The case of Donella Knox, jailed for four years for the murder of autistic daughter Ruby, mirrors New Zealand's most famous autism death - that of Casey Albury, a 17-year-old killed by her mother in 1997.
Janine Albury-Thomson, from Feilding, was tried for murder, and then convicted of manslaughter, and sentenced to four years' jail.
Albury-Thomson also felt she had run out of options - that any hope of happiness for Casey seemed impossible, so she did the unthinkable in an attempt to set her daughter free.
Following a public outcry, the New Zealand Court of Appeal reduced her sentence to 18 months.
It raised questions about the support for autism in New Zealand, and led to an inquiry by Professor John Werry, which resulted in a range of guidelines about diagnosis, treatment and support.
Just days before the death, advocate Wendy Duff told the Herald dozens of families were unable to get respite or residential support.

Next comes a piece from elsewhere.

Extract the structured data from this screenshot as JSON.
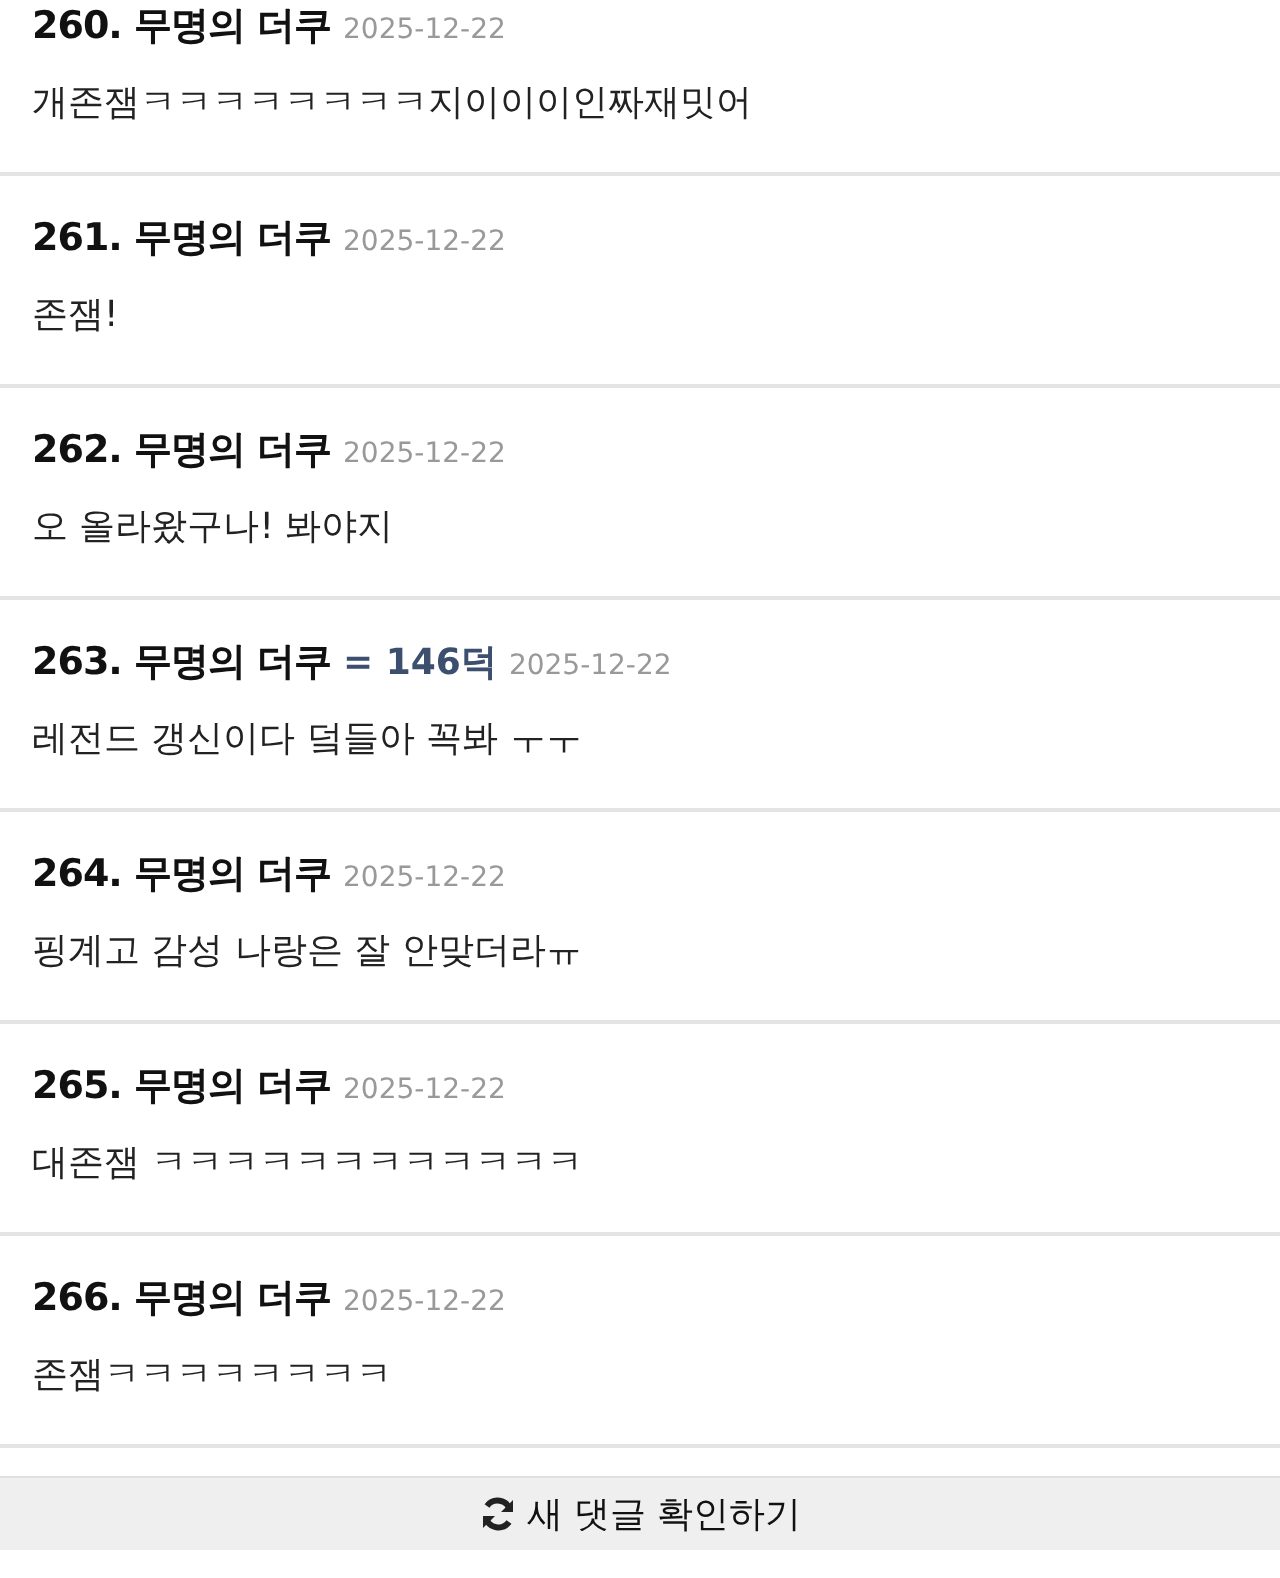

"How long before a mother gets killed or a child gets killed?" she had asked.